— They need to learn to be age appropriate and productively independent.
— They need to learn social skills (appropriate attachments, follow through, using others financially, etc).
— They need to learn skills to think critically and wisely.
— They need to learn appropriate boundaries, reasons for them, and then internalize them.
2. Parents/caregivers and children need to be in family and individual therapy.
— Parents from communal groups frequently need counseling on parenting issues.
— Parents must also begin to deal with their own issues. The child will do better if the parents are on the road to healing.
— Need to find therapist (if possible) with understanding of PTSD and an understanding of thought reform.
— In many instances life skills will need to be taught to the older child.
3. It is important to work with the child/young person regarding educational issues.
— The educational system is often viewed by destructive groups as totally evil.
— Private school or home schooling may be options. This allows the child/young person to still have external boundaries while developing their decision making skills.
— If public school is chosen, talking with the teachers and guidance counselors is extremely helpful.
— Testing will need to be done to determine the educational level of the child/young person.
4. Caregivers/counselors must talk with the child/young person about the parents involvement in the group.
— Most parents don’t talk about this or do so inconsistently or inappropriately.
— Many parents or caregivers wrongly think that since their child does not ask questions, is not “in trouble,” and is doing well in school, that there are no problems. Such is not the case.
5. They young adult needs to deal with the spiritual dimension.
— They have been living in a “supercharged,” black and white spiritual environment. They have been told what to believe, who to believe, when to believe, etc., in a context (the group) with clearly defined boundaries. Now they are in what seems to be a totally open-ended environment. Spiritual issues can be addressed at the child/young persons own speed.
6. There may be a need to deal with Post Traumatic Stress Disorder in extreme abuse situations (see handouts).
— While the symptoms of PTSD will ease over time, they do not go away of their own.
— A trained counselor in PTSD will need to be consulted to overcome this disorder.
— Usually through counseling (and sometimes medication) the young adult can overcome PTSD.
7. For the child/young person who still has family in their former group there are a number of things they can do.
— In some instances it will be impossible to have a relationship with any family member still in the group. The child/young person needs to be very realistic at this point. This may be because he/she does not want to have any relationship, or because the group will not allow it.
— It is important to not “bad mouth” the group. This will only create further barriers.

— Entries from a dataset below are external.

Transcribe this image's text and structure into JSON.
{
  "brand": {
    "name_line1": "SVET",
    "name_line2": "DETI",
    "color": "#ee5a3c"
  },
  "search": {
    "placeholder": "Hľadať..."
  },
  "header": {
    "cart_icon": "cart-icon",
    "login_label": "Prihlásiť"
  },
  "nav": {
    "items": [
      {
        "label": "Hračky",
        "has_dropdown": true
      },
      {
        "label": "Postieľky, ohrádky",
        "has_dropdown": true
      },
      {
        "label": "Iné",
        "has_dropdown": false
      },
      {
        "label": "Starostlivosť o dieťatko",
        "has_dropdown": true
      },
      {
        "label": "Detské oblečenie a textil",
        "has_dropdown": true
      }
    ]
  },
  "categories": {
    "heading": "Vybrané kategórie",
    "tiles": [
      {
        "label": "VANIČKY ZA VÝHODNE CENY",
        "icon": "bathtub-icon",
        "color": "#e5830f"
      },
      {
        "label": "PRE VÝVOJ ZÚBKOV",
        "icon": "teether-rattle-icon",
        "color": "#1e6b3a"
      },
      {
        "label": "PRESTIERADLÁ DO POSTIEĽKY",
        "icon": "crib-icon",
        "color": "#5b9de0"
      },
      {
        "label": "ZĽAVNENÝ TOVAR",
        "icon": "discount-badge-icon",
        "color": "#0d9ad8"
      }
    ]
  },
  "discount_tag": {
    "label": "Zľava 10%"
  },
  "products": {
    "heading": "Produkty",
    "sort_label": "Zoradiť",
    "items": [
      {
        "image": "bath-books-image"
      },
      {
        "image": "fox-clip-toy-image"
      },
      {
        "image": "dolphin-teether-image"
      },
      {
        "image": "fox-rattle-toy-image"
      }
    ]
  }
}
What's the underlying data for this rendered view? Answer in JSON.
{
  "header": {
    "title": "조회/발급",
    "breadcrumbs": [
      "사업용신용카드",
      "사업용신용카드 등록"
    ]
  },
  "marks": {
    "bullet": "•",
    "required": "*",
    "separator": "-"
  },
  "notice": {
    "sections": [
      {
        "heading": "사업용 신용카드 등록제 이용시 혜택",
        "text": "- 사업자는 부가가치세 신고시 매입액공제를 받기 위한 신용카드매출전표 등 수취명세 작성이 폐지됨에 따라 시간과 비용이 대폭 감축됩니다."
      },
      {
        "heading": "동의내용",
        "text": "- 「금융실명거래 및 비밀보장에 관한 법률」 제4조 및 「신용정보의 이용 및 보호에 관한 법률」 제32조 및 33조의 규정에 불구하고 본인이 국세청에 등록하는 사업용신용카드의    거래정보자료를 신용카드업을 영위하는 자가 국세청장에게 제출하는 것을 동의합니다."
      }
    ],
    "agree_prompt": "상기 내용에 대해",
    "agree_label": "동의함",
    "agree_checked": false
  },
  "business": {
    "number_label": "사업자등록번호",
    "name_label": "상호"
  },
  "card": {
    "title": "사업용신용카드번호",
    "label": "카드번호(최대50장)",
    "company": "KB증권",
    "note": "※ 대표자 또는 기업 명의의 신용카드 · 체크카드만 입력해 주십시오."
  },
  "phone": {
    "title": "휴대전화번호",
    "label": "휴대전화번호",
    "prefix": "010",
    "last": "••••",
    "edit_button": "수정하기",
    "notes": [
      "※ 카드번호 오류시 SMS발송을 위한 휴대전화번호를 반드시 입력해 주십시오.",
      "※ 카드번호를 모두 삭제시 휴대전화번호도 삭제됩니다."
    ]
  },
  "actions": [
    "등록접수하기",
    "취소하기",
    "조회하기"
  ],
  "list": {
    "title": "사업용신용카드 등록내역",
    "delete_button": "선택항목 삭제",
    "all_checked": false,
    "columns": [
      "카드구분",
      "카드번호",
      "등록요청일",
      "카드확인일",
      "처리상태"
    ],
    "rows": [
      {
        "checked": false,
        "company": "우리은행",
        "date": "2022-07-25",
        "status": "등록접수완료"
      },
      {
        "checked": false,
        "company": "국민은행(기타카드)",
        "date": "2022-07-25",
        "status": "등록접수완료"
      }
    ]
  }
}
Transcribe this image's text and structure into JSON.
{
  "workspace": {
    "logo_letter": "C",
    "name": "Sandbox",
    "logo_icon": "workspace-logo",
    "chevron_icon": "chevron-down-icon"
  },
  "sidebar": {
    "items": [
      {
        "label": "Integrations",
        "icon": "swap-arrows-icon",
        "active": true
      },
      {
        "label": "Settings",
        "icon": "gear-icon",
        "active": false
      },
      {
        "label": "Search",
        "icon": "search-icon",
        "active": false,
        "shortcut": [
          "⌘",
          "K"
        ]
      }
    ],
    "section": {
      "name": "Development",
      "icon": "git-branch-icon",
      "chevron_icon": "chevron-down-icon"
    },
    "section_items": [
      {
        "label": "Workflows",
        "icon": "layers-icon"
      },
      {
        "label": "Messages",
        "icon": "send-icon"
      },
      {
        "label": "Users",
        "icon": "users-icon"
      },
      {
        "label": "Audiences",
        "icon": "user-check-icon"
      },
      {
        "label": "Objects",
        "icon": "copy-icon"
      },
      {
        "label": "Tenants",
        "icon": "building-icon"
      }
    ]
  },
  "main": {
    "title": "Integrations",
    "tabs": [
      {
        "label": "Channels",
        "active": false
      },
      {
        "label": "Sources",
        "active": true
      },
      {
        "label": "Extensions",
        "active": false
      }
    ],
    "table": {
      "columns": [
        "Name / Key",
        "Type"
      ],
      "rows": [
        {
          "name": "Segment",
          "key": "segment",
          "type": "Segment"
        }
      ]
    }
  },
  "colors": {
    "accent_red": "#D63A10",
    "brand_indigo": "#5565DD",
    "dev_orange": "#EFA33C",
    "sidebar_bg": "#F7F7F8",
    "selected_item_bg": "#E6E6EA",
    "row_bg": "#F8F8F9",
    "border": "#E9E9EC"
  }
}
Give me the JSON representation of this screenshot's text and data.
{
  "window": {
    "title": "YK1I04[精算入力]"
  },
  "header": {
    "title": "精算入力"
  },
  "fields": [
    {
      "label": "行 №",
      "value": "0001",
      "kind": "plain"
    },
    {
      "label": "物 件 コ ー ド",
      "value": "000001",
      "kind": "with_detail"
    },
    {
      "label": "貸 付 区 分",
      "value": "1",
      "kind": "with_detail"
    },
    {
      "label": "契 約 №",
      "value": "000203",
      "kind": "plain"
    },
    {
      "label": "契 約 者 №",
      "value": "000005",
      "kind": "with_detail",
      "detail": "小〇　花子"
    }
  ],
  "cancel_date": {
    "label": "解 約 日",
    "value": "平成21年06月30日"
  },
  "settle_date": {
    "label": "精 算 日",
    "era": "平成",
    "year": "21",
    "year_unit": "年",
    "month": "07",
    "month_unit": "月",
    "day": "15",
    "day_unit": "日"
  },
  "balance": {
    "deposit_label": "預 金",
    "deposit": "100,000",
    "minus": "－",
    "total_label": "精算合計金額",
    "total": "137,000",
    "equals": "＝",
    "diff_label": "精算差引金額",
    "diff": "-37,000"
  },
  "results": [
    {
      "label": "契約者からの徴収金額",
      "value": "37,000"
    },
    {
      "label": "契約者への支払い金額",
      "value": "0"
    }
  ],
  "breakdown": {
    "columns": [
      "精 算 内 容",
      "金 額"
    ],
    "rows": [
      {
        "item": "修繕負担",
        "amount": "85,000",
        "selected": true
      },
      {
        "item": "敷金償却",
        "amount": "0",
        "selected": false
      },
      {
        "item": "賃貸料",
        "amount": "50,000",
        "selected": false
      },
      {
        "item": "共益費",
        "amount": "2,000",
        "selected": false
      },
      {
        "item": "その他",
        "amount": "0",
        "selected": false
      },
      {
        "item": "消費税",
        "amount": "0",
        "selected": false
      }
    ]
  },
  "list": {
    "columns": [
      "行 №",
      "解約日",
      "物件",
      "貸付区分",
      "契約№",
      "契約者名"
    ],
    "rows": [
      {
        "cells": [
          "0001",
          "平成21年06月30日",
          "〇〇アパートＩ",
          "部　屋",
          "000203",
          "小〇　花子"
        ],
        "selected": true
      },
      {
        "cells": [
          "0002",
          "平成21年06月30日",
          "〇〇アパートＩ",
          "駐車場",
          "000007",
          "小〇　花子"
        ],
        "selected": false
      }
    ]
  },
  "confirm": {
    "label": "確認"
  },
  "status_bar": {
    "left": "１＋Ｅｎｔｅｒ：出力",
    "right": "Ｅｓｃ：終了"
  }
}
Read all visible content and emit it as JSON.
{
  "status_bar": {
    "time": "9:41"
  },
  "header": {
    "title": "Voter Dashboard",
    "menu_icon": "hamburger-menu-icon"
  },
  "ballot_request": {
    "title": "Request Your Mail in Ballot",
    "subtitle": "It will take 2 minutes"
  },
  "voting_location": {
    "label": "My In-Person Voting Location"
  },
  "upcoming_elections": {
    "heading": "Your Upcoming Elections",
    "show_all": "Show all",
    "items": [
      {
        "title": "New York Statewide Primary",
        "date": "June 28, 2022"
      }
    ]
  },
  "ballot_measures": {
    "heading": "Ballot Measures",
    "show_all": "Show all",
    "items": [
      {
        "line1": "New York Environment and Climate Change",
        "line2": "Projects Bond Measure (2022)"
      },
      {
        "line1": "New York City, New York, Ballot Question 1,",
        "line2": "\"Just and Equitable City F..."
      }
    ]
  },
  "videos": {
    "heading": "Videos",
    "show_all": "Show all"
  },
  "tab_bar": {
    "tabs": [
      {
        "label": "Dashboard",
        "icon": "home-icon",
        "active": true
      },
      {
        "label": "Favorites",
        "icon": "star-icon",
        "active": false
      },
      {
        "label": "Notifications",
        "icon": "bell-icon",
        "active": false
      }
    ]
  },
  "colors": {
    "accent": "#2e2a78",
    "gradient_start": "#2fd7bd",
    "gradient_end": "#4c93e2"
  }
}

— It is important, as much as is possible, for the child/young person to try and understand where their parents/siblings are coming from, why they joined the group, and why they are so crippled. The group has not only damaged the child/young person’s life, but also their relatives’ lives.
— The child/young person needs to have limits/boundaries set for what kind of interaction they will have with their relatives still in the group. This may involve what can be talked about, where they can meet, etc.